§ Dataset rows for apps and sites
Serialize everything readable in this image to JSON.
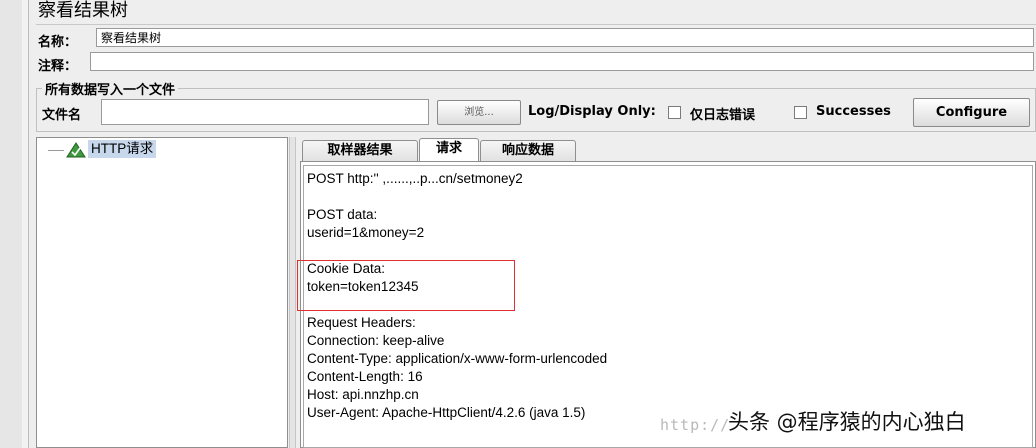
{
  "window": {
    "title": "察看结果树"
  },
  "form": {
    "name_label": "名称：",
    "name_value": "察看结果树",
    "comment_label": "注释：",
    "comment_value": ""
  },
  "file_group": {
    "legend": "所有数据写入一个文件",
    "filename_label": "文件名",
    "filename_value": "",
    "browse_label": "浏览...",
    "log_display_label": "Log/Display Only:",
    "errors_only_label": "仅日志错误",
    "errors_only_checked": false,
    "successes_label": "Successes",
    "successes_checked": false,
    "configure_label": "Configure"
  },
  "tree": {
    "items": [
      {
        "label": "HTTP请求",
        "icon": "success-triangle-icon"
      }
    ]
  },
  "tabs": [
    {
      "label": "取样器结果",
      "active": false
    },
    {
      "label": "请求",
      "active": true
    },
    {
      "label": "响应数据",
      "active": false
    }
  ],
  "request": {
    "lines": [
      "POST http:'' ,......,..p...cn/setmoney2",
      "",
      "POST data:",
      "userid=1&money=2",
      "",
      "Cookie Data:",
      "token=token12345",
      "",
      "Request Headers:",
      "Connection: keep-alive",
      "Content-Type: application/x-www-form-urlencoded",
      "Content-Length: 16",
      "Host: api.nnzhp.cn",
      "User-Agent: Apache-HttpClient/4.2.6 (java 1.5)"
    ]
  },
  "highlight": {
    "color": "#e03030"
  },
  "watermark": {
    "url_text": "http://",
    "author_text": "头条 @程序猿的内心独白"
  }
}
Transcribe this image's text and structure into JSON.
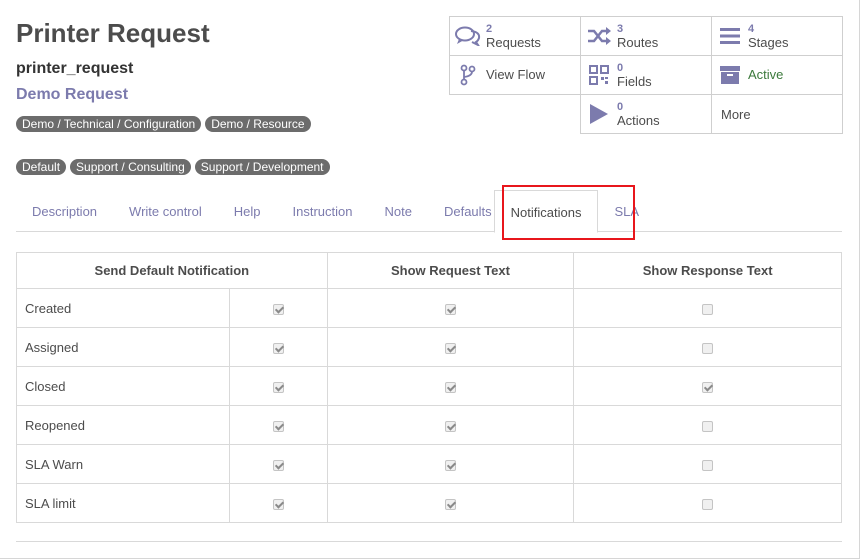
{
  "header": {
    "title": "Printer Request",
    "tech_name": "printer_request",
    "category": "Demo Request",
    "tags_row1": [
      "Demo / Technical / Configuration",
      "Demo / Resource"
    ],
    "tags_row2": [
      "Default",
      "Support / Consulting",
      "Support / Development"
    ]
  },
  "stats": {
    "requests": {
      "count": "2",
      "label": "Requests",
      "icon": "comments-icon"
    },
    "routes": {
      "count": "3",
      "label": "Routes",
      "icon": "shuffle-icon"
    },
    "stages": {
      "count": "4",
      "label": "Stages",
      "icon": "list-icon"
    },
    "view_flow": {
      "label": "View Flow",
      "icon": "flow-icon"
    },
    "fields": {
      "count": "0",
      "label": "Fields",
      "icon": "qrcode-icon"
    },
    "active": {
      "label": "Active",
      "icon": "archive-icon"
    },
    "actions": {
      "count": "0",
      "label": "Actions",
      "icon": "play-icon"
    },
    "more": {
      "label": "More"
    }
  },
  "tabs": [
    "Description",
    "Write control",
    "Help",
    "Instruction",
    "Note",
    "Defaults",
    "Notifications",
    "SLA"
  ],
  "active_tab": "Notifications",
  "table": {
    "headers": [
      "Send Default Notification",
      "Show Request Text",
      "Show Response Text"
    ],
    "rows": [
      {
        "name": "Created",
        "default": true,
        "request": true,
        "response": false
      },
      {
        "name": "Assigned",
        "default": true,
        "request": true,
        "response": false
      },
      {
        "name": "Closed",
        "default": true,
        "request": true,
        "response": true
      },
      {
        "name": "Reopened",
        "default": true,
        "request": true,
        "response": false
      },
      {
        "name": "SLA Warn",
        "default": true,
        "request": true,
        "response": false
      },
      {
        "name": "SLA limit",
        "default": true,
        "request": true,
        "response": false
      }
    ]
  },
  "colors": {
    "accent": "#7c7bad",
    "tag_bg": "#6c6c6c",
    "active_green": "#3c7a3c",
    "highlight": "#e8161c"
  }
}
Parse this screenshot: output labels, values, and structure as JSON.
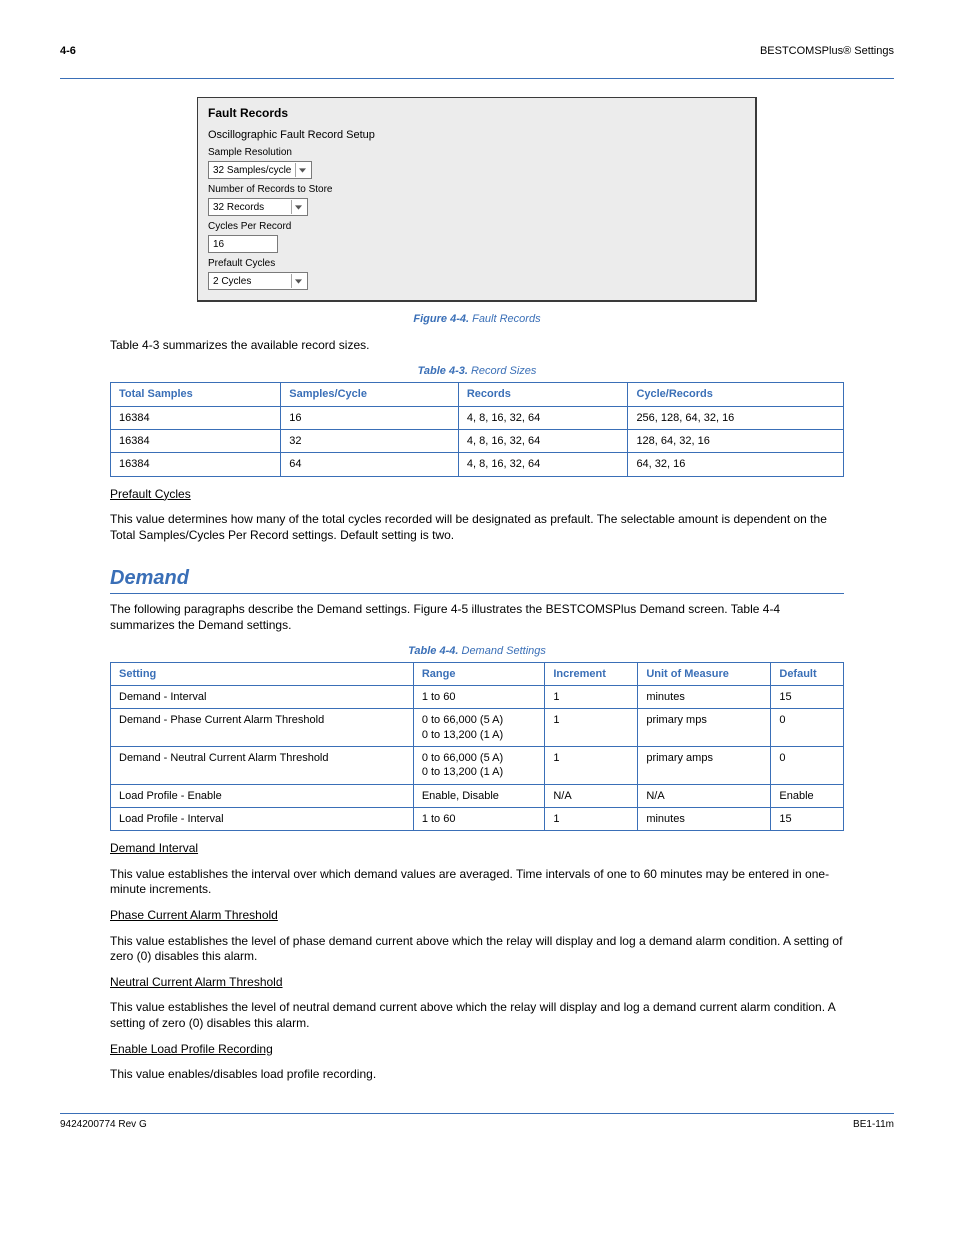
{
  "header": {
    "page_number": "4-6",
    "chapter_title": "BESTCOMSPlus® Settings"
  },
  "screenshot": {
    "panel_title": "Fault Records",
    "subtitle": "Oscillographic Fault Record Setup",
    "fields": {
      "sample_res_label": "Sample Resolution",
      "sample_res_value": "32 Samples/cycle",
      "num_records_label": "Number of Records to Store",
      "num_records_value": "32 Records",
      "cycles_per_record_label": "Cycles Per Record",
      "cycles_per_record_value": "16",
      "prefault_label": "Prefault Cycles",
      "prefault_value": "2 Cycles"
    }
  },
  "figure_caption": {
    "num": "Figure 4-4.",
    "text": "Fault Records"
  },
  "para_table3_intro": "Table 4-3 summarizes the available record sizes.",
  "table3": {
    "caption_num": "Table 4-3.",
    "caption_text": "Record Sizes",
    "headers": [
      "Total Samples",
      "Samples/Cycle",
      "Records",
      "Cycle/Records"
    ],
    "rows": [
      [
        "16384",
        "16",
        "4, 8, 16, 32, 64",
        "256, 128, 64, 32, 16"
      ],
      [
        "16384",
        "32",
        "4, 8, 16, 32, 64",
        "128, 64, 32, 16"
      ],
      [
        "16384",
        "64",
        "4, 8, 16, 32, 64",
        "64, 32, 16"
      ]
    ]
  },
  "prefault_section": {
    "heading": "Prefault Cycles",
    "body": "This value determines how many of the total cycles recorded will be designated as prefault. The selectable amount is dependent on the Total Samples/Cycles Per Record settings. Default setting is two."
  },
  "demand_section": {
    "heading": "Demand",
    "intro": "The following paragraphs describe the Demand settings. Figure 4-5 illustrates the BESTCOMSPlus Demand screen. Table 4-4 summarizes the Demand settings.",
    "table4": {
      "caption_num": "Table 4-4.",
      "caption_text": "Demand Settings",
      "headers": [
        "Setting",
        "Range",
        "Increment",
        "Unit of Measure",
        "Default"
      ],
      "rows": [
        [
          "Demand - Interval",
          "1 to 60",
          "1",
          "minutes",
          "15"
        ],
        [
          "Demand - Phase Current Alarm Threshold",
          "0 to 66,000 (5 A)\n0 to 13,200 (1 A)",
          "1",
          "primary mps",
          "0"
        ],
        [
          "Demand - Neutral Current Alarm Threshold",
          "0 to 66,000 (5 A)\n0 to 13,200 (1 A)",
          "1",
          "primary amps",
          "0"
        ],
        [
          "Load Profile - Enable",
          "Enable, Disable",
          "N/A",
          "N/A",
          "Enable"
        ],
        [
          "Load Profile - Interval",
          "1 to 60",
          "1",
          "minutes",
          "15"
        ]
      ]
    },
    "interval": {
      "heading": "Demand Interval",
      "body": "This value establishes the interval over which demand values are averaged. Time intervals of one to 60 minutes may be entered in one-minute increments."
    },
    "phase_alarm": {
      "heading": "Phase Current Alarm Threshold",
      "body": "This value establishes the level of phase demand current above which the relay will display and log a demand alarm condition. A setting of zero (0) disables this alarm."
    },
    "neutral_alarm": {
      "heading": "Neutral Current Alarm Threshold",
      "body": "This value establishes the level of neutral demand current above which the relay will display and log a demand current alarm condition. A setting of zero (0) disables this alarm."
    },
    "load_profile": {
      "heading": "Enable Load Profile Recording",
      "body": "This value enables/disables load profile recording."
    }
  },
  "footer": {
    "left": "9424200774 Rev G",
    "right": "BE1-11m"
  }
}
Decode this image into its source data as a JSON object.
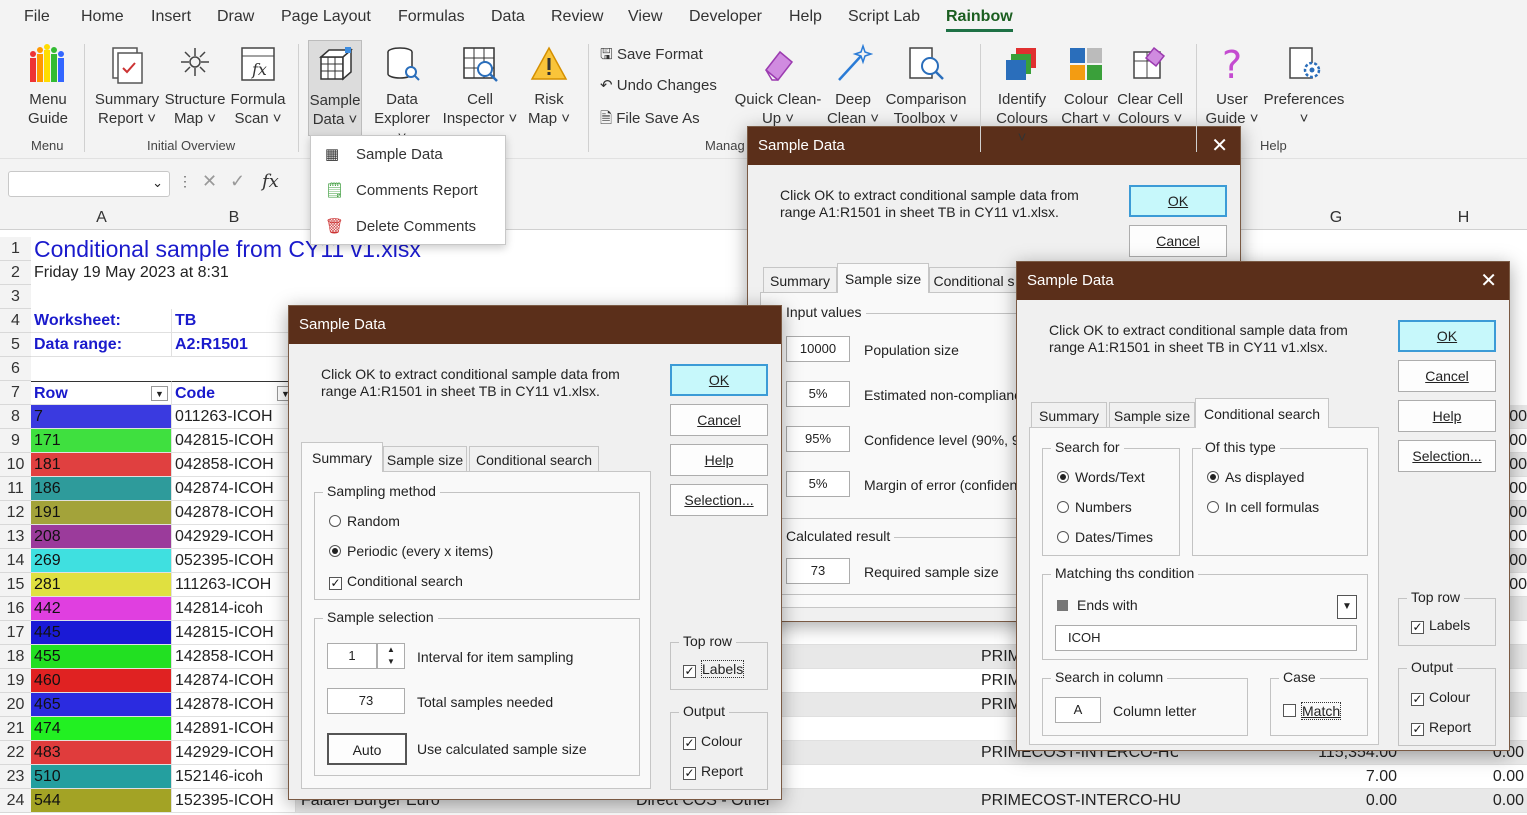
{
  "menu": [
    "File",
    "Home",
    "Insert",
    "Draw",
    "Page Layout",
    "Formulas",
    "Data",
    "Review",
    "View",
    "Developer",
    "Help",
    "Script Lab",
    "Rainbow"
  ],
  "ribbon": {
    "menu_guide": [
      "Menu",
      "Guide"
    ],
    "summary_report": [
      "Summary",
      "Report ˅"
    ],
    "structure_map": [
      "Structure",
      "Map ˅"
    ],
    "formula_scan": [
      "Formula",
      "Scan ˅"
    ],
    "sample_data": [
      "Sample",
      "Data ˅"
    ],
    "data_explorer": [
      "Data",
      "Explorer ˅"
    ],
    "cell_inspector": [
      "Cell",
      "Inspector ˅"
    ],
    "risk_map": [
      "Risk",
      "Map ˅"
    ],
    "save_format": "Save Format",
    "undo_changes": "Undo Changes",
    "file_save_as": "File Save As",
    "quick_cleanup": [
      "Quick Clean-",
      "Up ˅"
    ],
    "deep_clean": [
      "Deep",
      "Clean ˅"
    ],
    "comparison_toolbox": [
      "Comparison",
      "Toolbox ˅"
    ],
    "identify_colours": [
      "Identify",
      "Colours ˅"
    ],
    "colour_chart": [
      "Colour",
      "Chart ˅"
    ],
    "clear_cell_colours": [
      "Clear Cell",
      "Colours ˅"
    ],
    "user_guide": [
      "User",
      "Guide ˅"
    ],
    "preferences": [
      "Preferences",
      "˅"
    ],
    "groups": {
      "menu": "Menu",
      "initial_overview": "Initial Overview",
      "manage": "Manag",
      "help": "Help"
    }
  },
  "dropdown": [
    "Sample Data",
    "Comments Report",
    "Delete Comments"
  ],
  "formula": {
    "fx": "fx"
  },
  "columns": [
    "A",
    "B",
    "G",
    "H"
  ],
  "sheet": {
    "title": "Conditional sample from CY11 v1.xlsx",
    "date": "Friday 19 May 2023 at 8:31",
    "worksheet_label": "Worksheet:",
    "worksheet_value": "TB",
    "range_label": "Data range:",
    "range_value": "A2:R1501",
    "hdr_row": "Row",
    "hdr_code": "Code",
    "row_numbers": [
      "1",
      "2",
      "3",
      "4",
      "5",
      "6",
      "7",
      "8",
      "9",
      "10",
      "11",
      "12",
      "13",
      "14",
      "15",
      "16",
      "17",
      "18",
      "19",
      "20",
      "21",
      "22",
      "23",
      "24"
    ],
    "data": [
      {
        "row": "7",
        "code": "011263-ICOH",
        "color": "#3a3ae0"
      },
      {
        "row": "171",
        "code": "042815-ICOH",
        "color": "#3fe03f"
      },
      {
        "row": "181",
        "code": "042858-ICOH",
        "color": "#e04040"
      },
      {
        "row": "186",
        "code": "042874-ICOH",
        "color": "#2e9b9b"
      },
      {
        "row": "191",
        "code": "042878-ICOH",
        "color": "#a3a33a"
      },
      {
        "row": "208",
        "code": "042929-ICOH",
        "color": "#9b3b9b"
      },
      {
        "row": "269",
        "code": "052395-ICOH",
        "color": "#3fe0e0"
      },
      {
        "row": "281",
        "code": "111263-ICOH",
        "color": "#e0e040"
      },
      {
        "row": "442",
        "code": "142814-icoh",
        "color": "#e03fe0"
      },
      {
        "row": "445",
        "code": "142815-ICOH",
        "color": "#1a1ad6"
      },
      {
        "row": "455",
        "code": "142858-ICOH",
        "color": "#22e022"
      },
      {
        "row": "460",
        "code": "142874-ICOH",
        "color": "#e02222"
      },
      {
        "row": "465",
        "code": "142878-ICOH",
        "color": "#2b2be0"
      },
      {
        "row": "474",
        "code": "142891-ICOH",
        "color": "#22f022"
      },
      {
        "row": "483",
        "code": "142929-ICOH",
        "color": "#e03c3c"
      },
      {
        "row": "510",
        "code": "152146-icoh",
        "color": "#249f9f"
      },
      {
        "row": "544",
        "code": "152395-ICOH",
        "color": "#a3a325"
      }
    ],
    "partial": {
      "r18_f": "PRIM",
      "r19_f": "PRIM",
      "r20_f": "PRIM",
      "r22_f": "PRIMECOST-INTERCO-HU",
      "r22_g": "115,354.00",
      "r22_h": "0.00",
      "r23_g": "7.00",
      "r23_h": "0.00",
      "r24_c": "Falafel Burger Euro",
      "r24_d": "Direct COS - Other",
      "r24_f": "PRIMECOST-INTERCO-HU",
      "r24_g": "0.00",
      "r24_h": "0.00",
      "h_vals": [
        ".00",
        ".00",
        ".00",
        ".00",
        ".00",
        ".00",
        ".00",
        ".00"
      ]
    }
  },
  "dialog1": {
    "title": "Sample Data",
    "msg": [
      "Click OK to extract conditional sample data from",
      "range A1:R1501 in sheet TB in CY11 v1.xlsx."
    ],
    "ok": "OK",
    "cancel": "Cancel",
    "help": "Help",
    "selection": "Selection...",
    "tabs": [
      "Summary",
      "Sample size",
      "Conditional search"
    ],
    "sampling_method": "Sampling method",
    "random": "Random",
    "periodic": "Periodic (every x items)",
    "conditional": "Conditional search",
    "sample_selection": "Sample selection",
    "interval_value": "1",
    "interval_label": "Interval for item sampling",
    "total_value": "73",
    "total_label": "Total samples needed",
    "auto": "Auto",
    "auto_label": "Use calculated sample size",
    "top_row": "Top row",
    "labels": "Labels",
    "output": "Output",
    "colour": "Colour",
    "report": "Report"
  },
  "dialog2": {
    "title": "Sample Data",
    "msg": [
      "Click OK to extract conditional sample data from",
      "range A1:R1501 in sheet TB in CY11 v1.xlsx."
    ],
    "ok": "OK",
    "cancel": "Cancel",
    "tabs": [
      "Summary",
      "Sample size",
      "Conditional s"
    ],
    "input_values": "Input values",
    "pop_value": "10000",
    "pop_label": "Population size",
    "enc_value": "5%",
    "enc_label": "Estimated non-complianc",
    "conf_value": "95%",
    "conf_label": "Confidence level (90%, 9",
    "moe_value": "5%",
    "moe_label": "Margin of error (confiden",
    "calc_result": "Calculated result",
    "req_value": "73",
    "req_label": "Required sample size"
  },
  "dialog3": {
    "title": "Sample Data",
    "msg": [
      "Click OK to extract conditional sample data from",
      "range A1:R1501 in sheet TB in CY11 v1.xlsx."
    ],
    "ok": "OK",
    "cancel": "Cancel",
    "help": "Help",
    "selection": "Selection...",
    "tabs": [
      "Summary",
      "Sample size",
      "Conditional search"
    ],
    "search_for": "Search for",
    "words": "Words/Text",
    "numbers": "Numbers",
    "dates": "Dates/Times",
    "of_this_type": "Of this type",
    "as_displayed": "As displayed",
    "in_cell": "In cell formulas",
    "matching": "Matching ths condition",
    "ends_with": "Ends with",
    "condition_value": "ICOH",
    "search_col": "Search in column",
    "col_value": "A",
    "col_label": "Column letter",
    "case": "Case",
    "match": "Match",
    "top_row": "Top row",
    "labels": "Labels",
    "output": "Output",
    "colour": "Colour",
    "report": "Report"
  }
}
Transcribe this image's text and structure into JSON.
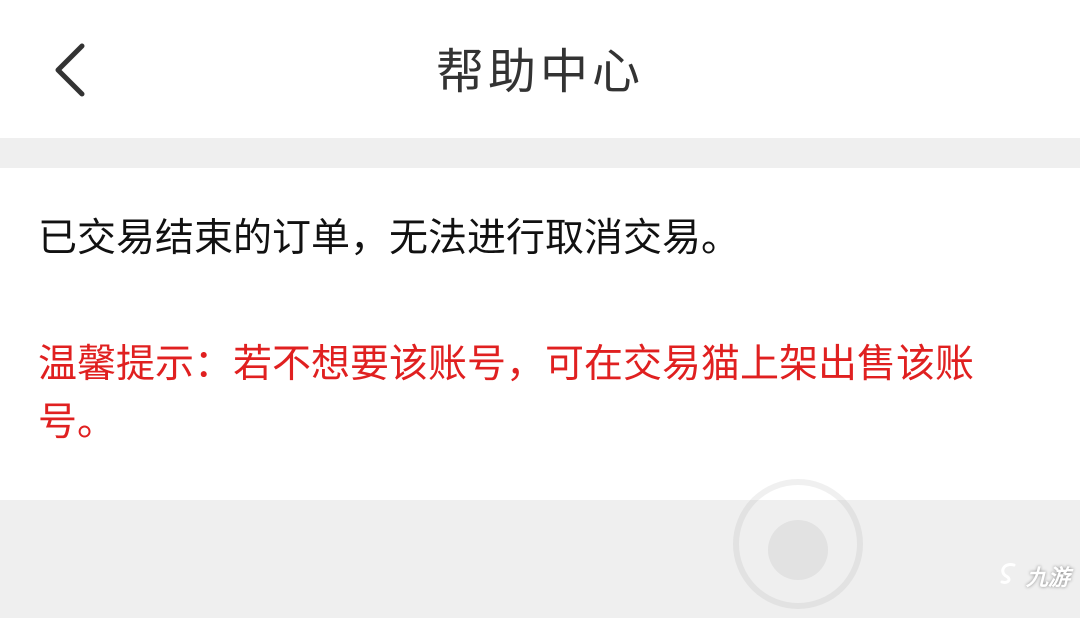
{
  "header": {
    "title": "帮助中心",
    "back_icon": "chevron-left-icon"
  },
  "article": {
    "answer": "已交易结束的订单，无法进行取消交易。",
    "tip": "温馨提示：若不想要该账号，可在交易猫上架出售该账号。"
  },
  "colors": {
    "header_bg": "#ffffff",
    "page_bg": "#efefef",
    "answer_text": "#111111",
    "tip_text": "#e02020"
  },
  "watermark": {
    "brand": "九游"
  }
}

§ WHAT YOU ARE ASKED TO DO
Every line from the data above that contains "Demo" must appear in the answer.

§ EXERCISE RESULT
    "category": "Demo Request",
      "Demo / Technical / Configuration",
      "Demo / Resource"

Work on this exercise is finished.